If you read The Green Prophet / Cannabis & Islam, then you know how Cannabis & Islam went hand in hand and were used to connect with God and that, The Extensive Spread Of #Cannabis use in Islam between the 12th & 19th Centuries was due to:
Holy Koran does not forbid the consumption of Cannabis, it forbid drinking alcohol.
Al-Khadir; The Initiator Of Sufis ( they have no human master ) make Cannabis attained such popularity in the Islamic world that it even had its own patron saint; Al-Khadir that figure in the Quran as a servant of God possessing great wisdom and mystic knowledge, while the meaning of the name is The Green One or The Green Prophet.
When you say the name of Al-Khadir in company you should always add the greeting Salam Aliekum ( Peace to you ) since he may be there, immortal and anonymous, engaged on some karmic errand. He can come as a white light or the gleam of a blade of #herb. The sign of his presence is the ability to work or experience with tireless enthusiasm beyond one's normal capacities.
ISLAMIC WORLD & HASHISH USAGE
In the Islamic world of the 14th century, the use of #hashish became even more prevalent and spread along the East Coast of Africa and to North Africa and Spain. The botanist Ibn Batuta, in his travels from Persia to East Africa, reported that Hashish was eaten by the people, sometimes even in the Mosques.
As the popularity of hashish increased, its widespread use was perceived as a threat to society by responsible political leaders. There had been little reaction from the authorities. The rulers became alarmed when the hashish began to affect all levels of society, including professionals and merchants, and they periodically attempted to suppress its use not so much for moral or religious reasons as to protect the state, while they were able temporarily to decrease hashish consumption, they were never able to suppress it altogether despite their absolute politicaland religious power.
In Egypt the first measures aimed at curtailing hashish use were taken by the governor of Cairo during the last years of the Ayyubid dynasty, that he ordered the destruction of all of the cannabis plants growing in the Kafur park, a favorite gathering place for drifters and other amateurs of hashish, as a poet of the time wrote, "The green plant which grows in the Garden of Kafur replaces in our hearts the effects of wine, old and generous".
The founder of the Mameluk dynasty in Egypt, King al-Zahir Babar (1266-1275), who had defeated the Mongol invaders at Goliath's Well in Syria, made the next attempt to ban the use of cannabis.
In 1324 the governor of Cairo confiscated and destroyed supplies of hashish and the Ayyubid Sultan Nizam-Ud-Din of Syria ordered cannabis plants uprooted andburned, and condemned hashish eaters to having their teeth extracted.
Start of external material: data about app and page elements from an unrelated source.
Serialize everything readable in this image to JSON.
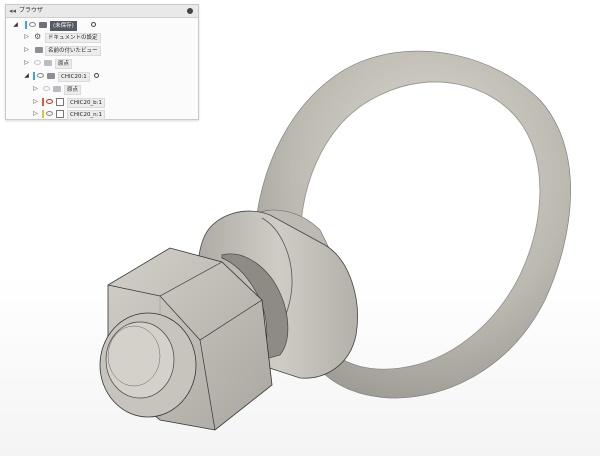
{
  "browser": {
    "title": "ブラウザ",
    "root_label": "(未保存)",
    "items": [
      {
        "label": "ドキュメントの設定"
      },
      {
        "label": "名前の付いたビュー"
      },
      {
        "label": "原点"
      },
      {
        "label": "CHIC20:1"
      },
      {
        "label": "原点"
      },
      {
        "label": "CHIC20_b:1"
      },
      {
        "label": "CHIC20_n:1"
      }
    ]
  },
  "colors": {
    "part_body": "#c2bfb7",
    "part_edge": "#3a3a3a",
    "body_bar": "#e05a3a",
    "nut_bar": "#e6c233",
    "root_bar": "#3aa7d8"
  }
}
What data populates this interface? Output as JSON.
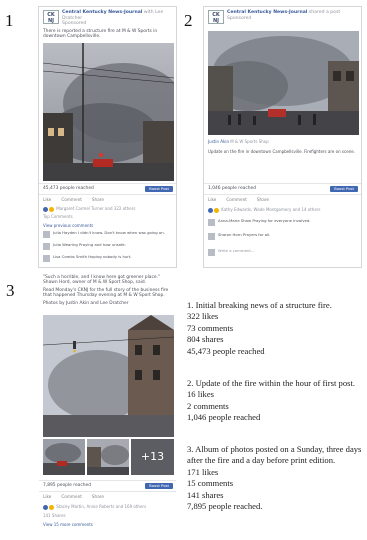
{
  "panels": [
    {
      "number": "1",
      "logo": "CK NJ",
      "page_name": "Central Kentucky News-Journal",
      "with_text": "with Lee Dratcher",
      "meta": "Sponsored",
      "post_text": "There is reported a structure fire at M & W Sports in downtown Campbellsville.",
      "reached": "45,473 people reached",
      "boost": "Boost Post",
      "actions": [
        "Like",
        "Comment",
        "Share"
      ],
      "reactions": "Margaret Carmel Turner and 322 others",
      "top_comments": "Top Comments",
      "view_previous": "View previous comments",
      "comments": [
        "Julia Hayden I didn't know. Don't know when was going on.",
        "Julia Wearing Praying and how unsafe.",
        "Lisa Combs Smith Hoping nobody is hurt."
      ]
    },
    {
      "number": "2",
      "logo": "CK NJ",
      "page_name": "Central Kentucky News-Journal",
      "with_text": "shared a post",
      "meta": "Sponsored",
      "share_name": "Justin Akin",
      "share_meta": "M & W Sports Shop",
      "share_text": "Update on the fire in downtown Campbellsville. Firefighters are on scene.",
      "reached": "1,046 people reached",
      "boost": "Boost Post",
      "actions": [
        "Like",
        "Comment",
        "Share"
      ],
      "reactions": "Kathy Edwards, Wade Montgomery and 14 others",
      "comments": [
        "Anna-Marie Shaw Praying for everyone involved.",
        "Sharon Horn Prayers for all.",
        "Write a comment..."
      ]
    },
    {
      "number": "3",
      "post_text_1": "\"Such a horrible, and I know here got greener place.\" Shawn Hord, owner of M & W Sport Shop, said.",
      "post_text_2": "Read Monday's CKNJ for the full story of the business fire that happened Thursday evening at M & W Sport Shop.",
      "post_text_3": "Photos by Justin Akin and Lee Dratcher",
      "more_photos": "+13",
      "reached": "7,895 people reached",
      "boost": "Boost Post",
      "actions": [
        "Like",
        "Comment",
        "Share"
      ],
      "reactions": "Stacey Martin, Annie Roberts and 169 others",
      "shares": "141 Shares",
      "view_comments": "View 15 more comments"
    }
  ],
  "captions": [
    {
      "title": "1. Initial breaking news of a structure fire.",
      "lines": [
        "322 likes",
        "73 comments",
        "804 shares",
        "45,473 people reached"
      ]
    },
    {
      "title": "2. Update of the fire within the hour of first post.",
      "lines": [
        "16 likes",
        "2 comments",
        "1,046 people reached"
      ]
    },
    {
      "title": "3. Album of photos posted on a Sunday, three days after the fire and a day before print edition.",
      "lines": [
        "171 likes",
        "15 comments",
        "141 shares",
        "7,895 people reached."
      ]
    }
  ],
  "colors": {
    "link": "#365899",
    "boost_button": "#4267b2",
    "border": "#d4d6da"
  }
}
In 1394, Egyptian authorities in Cairo decreed a ban on hashish use and a destruction of the plants. Although these vigorous attempts to suppressing cannabis consumption were short-lived, they do indicate that the rulers felt its widespread use was damaging society.
Islamic society did not have to fear the potential harm that hashish was able by prolonged use to inflict upon individual users. Its most important problem, which called for action, was the cumulative effect produced by large numbers of addicts.
There were no other concerted government attempts at banning the drug after the 14th century. Not until the 19th century were repressive measures again tried. Hashish was widely used in the interval, under the Mameluk rule, which was marked by factionalism, revolts, and repression, when Cannabis was eaten openly and discussed candidly in the streets of Cairo, especially among the poor who claim the drug helps them escape their miserable condition.
In the early part of the 16th century the Mameluks were defeated by the Ottomans, Cannabis was considered to be "The Grass Of The Poor". When European traders introduced tobacco smoking to the Ottoman empire, Tobacco Was Often Smoked With Hashish In A Water Pipe by the common people because it is bought at a reasonable price.
A 17th century historian, Eulogio Efendi, reports that in Constantinople there were more than 1,000 beer shops and 104 wine distributors and 60 places where hashish was sold and smoked. The Arabs society was into a sort of pleasing inebriety, a state of reverie that inspires gaiety and at times agreeable dreams.
Smoke = Love + Peace